7. Eric Cohler shows how to create a white living room with a pale beige and white greek key rug. Color is added through the rich purple silk on the stool, the purple and reddish brown pillows and colorful books. The square and rounded shapes of the chairs and sofa add depth and texture. A second seating area has an identical greek key geometric rug. Image courtesy Eric Cohler Design.
8A. Steven Gambrel chose a silk greek key rug in a high contrast color palette of charcoal grey and white for this modern living room. Image courtesy Elle Decor Magazine.
8B. Steven Gambrel.

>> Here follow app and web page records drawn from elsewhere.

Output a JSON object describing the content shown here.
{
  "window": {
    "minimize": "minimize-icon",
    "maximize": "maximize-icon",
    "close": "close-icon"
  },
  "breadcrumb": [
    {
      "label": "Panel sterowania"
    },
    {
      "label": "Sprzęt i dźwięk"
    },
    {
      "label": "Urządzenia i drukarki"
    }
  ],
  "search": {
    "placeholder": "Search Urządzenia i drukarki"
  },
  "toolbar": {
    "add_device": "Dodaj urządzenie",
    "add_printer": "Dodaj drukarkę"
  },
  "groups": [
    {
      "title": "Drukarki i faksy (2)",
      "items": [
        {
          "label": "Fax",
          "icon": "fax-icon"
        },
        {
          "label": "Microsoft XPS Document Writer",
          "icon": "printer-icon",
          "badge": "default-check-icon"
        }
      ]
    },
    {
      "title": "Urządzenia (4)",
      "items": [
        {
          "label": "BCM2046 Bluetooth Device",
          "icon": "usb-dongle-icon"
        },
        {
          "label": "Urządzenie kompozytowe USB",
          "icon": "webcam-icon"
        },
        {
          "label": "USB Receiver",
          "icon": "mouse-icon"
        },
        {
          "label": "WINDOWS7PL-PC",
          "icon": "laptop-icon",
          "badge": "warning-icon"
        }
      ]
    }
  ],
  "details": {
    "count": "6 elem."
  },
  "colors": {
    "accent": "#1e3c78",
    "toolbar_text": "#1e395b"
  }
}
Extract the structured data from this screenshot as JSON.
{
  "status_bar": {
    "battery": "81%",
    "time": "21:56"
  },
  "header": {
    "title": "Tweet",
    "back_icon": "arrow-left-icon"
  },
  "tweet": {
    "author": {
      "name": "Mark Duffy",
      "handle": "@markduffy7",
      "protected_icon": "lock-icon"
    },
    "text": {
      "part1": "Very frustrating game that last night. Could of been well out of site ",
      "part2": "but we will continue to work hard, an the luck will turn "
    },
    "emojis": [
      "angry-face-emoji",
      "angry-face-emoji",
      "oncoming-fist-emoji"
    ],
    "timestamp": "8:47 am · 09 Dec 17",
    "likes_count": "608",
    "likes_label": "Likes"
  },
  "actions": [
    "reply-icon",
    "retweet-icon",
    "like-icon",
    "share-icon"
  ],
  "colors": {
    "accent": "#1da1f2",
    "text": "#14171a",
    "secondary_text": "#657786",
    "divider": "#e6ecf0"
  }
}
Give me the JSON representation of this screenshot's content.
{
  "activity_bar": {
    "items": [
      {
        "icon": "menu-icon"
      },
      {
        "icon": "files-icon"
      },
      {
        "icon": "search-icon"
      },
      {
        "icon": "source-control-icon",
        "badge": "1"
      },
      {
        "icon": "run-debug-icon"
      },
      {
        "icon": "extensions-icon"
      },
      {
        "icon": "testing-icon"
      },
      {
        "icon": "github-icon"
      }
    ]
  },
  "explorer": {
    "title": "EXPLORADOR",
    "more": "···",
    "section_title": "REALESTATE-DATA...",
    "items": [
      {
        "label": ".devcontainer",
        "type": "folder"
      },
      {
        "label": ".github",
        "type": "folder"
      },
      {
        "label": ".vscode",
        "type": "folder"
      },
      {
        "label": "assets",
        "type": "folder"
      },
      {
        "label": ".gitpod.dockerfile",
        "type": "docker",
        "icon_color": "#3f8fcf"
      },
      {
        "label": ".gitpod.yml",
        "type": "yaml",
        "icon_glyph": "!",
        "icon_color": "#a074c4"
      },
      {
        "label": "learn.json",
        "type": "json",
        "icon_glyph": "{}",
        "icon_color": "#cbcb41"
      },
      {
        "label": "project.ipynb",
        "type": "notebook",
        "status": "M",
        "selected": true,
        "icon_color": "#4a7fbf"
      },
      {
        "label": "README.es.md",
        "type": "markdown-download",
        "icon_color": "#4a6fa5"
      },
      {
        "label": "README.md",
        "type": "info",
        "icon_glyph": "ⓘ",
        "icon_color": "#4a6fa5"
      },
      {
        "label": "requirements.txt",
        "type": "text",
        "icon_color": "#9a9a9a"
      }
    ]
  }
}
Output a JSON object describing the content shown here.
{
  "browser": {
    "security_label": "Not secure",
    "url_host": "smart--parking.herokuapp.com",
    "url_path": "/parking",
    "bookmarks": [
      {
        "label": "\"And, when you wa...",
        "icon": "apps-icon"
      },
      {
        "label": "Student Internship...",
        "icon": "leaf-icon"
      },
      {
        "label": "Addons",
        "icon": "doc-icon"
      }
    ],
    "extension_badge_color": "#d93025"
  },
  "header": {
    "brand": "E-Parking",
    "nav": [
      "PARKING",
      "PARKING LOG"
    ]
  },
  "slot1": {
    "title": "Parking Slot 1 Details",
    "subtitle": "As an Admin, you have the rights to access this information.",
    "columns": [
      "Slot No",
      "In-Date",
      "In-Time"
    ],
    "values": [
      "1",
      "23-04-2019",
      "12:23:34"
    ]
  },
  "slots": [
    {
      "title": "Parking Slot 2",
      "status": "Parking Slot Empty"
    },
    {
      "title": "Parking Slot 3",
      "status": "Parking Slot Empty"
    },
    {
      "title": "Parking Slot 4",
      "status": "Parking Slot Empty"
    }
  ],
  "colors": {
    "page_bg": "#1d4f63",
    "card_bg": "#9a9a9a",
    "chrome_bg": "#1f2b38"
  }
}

Another view of the living room shows how Steven creates interest by mixing different textures such as the shimmering silk of the greek key rug , the golden yellow brushed silk velvet of the sofa, the shiny brass lamp base and the glass vase. Image courtesy S. R. Gambrel.
9. Garrow Kedigian creates a magnificent living room on a large scale pattern greek key rug that holds three seating areas around three large sofas. The placement of the furniture and the mix of patterns and textures is truly masterful. Image courtesy House Beautiful Magazine.
10. Eric Cohler mixes antiques with modern furniture on a high contrast white and dark beige greek rug with a bold large scale pattern. The strength of the geometric rug balances the powerful objects in the room Image courtesy Eric Cohler Design.
11. D’Aquino Monaco. This contemporary bedroom seating area illustrates how to decorate with multiple geometric rugs in a large room. The two rugs are harmonized by a common color palette. Interest is created by juxtaposing a greek key rug next to a striped rug in a runner shape. The large scale of the greek pattern harmonizes with large squared shapes of the daybeds. Image courtesy Decorati.
12. Jennifer Dyer shows how to create an intimate and sophisticated living room in pale colors on a pale white tonal greek key rug. Image courtesy Lonny Magazine